:: RECORDS SHOWN

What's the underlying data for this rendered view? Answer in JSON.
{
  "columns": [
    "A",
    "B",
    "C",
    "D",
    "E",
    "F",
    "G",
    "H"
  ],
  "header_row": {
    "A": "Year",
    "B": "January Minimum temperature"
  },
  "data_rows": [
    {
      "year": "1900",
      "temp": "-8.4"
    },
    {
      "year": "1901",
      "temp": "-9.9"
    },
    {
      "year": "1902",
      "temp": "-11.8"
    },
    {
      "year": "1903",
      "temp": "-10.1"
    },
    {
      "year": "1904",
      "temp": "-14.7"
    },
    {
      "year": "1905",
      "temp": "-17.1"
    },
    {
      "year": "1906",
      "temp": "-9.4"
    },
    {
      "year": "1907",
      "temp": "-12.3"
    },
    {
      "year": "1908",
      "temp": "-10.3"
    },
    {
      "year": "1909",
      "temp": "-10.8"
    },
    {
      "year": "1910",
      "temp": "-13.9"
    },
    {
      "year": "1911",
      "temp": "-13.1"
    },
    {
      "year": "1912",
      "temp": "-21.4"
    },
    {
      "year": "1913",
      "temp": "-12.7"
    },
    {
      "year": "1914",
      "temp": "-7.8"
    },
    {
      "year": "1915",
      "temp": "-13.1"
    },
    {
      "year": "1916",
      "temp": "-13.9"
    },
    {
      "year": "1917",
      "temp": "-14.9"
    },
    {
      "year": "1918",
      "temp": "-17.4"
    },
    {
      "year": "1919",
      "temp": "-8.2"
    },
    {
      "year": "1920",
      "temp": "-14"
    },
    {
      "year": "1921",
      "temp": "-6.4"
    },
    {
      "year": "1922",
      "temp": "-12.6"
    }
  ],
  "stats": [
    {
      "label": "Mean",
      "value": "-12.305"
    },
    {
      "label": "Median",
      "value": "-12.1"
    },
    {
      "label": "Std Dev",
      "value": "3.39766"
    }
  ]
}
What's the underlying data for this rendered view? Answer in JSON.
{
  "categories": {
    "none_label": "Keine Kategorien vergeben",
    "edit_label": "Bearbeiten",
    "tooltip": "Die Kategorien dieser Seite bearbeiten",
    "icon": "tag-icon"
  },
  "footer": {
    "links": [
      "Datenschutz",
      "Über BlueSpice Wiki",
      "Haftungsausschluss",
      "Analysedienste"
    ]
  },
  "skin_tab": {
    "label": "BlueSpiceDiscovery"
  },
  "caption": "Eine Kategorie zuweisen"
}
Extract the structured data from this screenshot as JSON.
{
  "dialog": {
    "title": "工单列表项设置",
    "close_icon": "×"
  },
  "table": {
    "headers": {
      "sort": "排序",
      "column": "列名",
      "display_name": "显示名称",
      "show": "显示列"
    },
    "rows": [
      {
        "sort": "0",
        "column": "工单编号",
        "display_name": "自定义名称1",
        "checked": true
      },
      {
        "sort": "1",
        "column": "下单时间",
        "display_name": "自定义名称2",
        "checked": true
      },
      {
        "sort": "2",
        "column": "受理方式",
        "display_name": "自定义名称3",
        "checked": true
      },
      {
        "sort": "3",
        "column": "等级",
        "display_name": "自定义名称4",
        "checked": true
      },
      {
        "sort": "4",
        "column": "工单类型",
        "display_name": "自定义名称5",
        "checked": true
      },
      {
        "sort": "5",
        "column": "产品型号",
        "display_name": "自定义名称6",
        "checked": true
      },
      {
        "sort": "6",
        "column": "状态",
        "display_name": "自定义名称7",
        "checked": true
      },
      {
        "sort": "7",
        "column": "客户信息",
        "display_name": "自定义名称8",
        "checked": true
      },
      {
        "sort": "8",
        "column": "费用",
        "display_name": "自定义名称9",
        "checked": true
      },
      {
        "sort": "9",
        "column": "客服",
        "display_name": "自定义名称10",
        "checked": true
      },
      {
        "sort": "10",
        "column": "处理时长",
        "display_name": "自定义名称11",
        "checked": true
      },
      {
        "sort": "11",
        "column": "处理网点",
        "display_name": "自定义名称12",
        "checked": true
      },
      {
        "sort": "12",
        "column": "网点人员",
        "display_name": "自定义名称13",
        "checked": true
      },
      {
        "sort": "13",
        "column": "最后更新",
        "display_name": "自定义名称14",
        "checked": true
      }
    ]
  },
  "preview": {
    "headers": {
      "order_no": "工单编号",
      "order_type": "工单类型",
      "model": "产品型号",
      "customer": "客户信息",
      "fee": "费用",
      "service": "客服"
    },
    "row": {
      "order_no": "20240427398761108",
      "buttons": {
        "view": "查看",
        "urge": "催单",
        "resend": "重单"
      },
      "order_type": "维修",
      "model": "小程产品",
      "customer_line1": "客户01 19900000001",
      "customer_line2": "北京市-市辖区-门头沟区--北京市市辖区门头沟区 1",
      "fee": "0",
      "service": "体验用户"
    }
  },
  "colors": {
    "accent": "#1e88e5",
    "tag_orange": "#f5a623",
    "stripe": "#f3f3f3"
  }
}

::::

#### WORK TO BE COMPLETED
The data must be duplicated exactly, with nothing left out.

#### EXERCISE RESULT
What's the underlying data for this rendered view? Answer in JSON.
{
  "columns": [
    "A",
    "B",
    "C",
    "D",
    "E",
    "F",
    "G",
    "H"
  ],
  "header_row": {
    "A": "Year",
    "B": "January Minimum temperature"
  },
  "data_rows": [
    {
      "year": "1900",
      "temp": "-8.4"
    },
    {
      "year": "1901",
      "temp": "-9.9"
    },
    {
      "year": "1902",
      "temp": "-11.8"
    },
    {
      "year": "1903",
      "temp": "-10.1"
    },
    {
      "year": "1904",
      "temp": "-14.7"
    },
    {
      "year": "1905",
      "temp": "-17.1"
    },
    {
      "year": "1906",
      "temp": "-9.4"
    },
    {
      "year": "1907",
      "temp": "-12.3"
    },
    {
      "year": "1908",
      "temp": "-10.3"
    },
    {
      "year": "1909",
      "temp": "-10.8"
    },
    {
      "year": "1910",
      "temp": "-13.9"
    },
    {
      "year": "1911",
      "temp": "-13.1"
    },
    {
      "year": "1912",
      "temp": "-21.4"
    },
    {
      "year": "1913",
      "temp": "-12.7"
    },
    {
      "year": "1914",
      "temp": "-7.8"
    },
    {
      "year": "1915",
      "temp": "-13.1"
    },
    {
      "year": "1916",
      "temp": "-13.9"
    },
    {
      "year": "1917",
      "temp": "-14.9"
    },
    {
      "year": "1918",
      "temp": "-17.4"
    },
    {
      "year": "1919",
      "temp": "-8.2"
    },
    {
      "year": "1920",
      "temp": "-14"
    },
    {
      "year": "1921",
      "temp": "-6.4"
    },
    {
      "year": "1922",
      "temp": "-12.6"
    }
  ],
  "stats": [
    {
      "label": "Mean",
      "value": "-12.305"
    },
    {
      "label": "Median",
      "value": "-12.1"
    },
    {
      "label": "Std Dev",
      "value": "3.39766"
    }
  ]
}
What's the underlying data for this rendered view? Answer in JSON.
{
  "categories": {
    "none_label": "Keine Kategorien vergeben",
    "edit_label": "Bearbeiten",
    "tooltip": "Die Kategorien dieser Seite bearbeiten",
    "icon": "tag-icon"
  },
  "footer": {
    "links": [
      "Datenschutz",
      "Über BlueSpice Wiki",
      "Haftungsausschluss",
      "Analysedienste"
    ]
  },
  "skin_tab": {
    "label": "BlueSpiceDiscovery"
  },
  "caption": "Eine Kategorie zuweisen"
}
Extract the structured data from this screenshot as JSON.
{
  "dialog": {
    "title": "工单列表项设置",
    "close_icon": "×"
  },
  "table": {
    "headers": {
      "sort": "排序",
      "column": "列名",
      "display_name": "显示名称",
      "show": "显示列"
    },
    "rows": [
      {
        "sort": "0",
        "column": "工单编号",
        "display_name": "自定义名称1",
        "checked": true
      },
      {
        "sort": "1",
        "column": "下单时间",
        "display_name": "自定义名称2",
        "checked": true
      },
      {
        "sort": "2",
        "column": "受理方式",
        "display_name": "自定义名称3",
        "checked": true
      },
      {
        "sort": "3",
        "column": "等级",
        "display_name": "自定义名称4",
        "checked": true
      },
      {
        "sort": "4",
        "column": "工单类型",
        "display_name": "自定义名称5",
        "checked": true
      },
      {
        "sort": "5",
        "column": "产品型号",
        "display_name": "自定义名称6",
        "checked": true
      },
      {
        "sort": "6",
        "column": "状态",
        "display_name": "自定义名称7",
        "checked": true
      },
      {
        "sort": "7",
        "column": "客户信息",
        "display_name": "自定义名称8",
        "checked": true
      },
      {
        "sort": "8",
        "column": "费用",
        "display_name": "自定义名称9",
        "checked": true
      },
      {
        "sort": "9",
        "column": "客服",
        "display_name": "自定义名称10",
        "checked": true
      },
      {
        "sort": "10",
        "column": "处理时长",
        "display_name": "自定义名称11",
        "checked": true
      },
      {
        "sort": "11",
        "column": "处理网点",
        "display_name": "自定义名称12",
        "checked": true
      },
      {
        "sort": "12",
        "column": "网点人员",
        "display_name": "自定义名称13",
        "checked": true
      },
      {
        "sort": "13",
        "column": "最后更新",
        "display_name": "自定义名称14",
        "checked": true
      }
    ]
  },
  "preview": {
    "headers": {
      "order_no": "工单编号",
      "order_type": "工单类型",
      "model": "产品型号",
      "customer": "客户信息",
      "fee": "费用",
      "service": "客服"
    },
    "row": {
      "order_no": "20240427398761108",
      "buttons": {
        "view": "查看",
        "urge": "催单",
        "resend": "重单"
      },
      "order_type": "维修",
      "model": "小程产品",
      "customer_line1": "客户01 19900000001",
      "customer_line2": "北京市-市辖区-门头沟区--北京市市辖区门头沟区 1",
      "fee": "0",
      "service": "体验用户"
    }
  },
  "colors": {
    "accent": "#1e88e5",
    "tag_orange": "#f5a623",
    "stripe": "#f3f3f3"
  }
}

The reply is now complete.